What you should do: The records below are to be reproduced exactly, with the pictures left out.

(Website and app data records)

▬▬▬▬▬▬▬▬▬▬

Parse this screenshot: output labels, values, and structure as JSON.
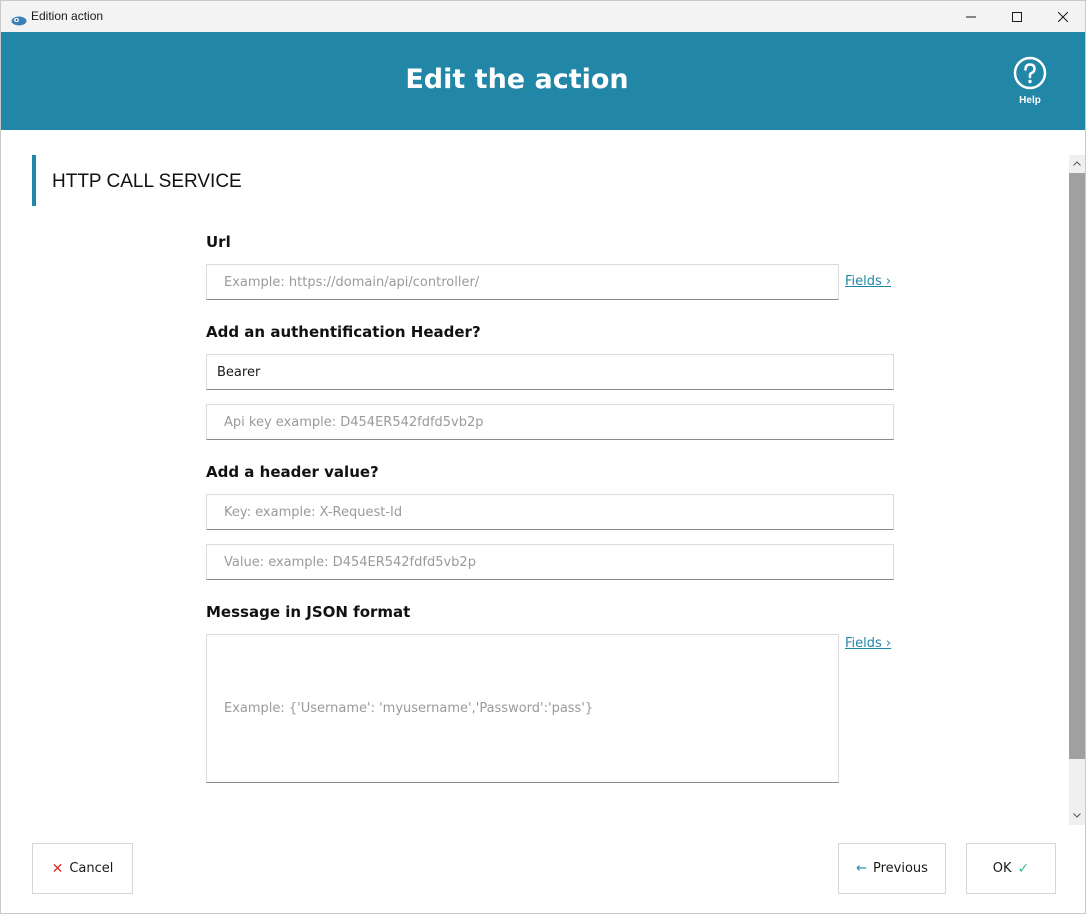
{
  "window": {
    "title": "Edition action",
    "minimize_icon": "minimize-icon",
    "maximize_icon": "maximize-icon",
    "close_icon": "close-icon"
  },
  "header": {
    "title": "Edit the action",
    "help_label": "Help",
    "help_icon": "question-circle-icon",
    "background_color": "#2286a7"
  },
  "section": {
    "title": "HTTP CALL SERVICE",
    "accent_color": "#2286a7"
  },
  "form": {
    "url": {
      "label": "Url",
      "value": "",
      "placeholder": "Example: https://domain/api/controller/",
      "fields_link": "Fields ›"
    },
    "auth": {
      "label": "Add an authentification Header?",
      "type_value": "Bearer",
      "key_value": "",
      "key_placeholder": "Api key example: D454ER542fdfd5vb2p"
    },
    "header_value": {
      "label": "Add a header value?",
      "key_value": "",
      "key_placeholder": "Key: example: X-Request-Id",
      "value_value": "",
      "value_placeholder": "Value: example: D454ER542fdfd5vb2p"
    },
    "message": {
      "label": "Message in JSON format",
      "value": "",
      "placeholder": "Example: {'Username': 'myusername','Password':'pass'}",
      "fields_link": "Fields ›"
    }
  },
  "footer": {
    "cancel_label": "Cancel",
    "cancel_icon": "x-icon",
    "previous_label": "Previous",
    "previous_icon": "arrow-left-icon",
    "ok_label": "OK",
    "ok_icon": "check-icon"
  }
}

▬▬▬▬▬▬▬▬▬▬

Answer to this task:
Parse this screenshot: output labels, values, and structure as JSON.
{
  "window": {
    "title": "Edition action",
    "minimize_icon": "minimize-icon",
    "maximize_icon": "maximize-icon",
    "close_icon": "close-icon"
  },
  "header": {
    "title": "Edit the action",
    "help_label": "Help",
    "help_icon": "question-circle-icon",
    "background_color": "#2286a7"
  },
  "section": {
    "title": "HTTP CALL SERVICE",
    "accent_color": "#2286a7"
  },
  "form": {
    "url": {
      "label": "Url",
      "value": "",
      "placeholder": "Example: https://domain/api/controller/",
      "fields_link": "Fields ›"
    },
    "auth": {
      "label": "Add an authentification Header?",
      "type_value": "Bearer",
      "key_value": "",
      "key_placeholder": "Api key example: D454ER542fdfd5vb2p"
    },
    "header_value": {
      "label": "Add a header value?",
      "key_value": "",
      "key_placeholder": "Key: example: X-Request-Id",
      "value_value": "",
      "value_placeholder": "Value: example: D454ER542fdfd5vb2p"
    },
    "message": {
      "label": "Message in JSON format",
      "value": "",
      "placeholder": "Example: {'Username': 'myusername','Password':'pass'}",
      "fields_link": "Fields ›"
    }
  },
  "footer": {
    "cancel_label": "Cancel",
    "cancel_icon": "x-icon",
    "previous_label": "Previous",
    "previous_icon": "arrow-left-icon",
    "ok_label": "OK",
    "ok_icon": "check-icon"
  }
}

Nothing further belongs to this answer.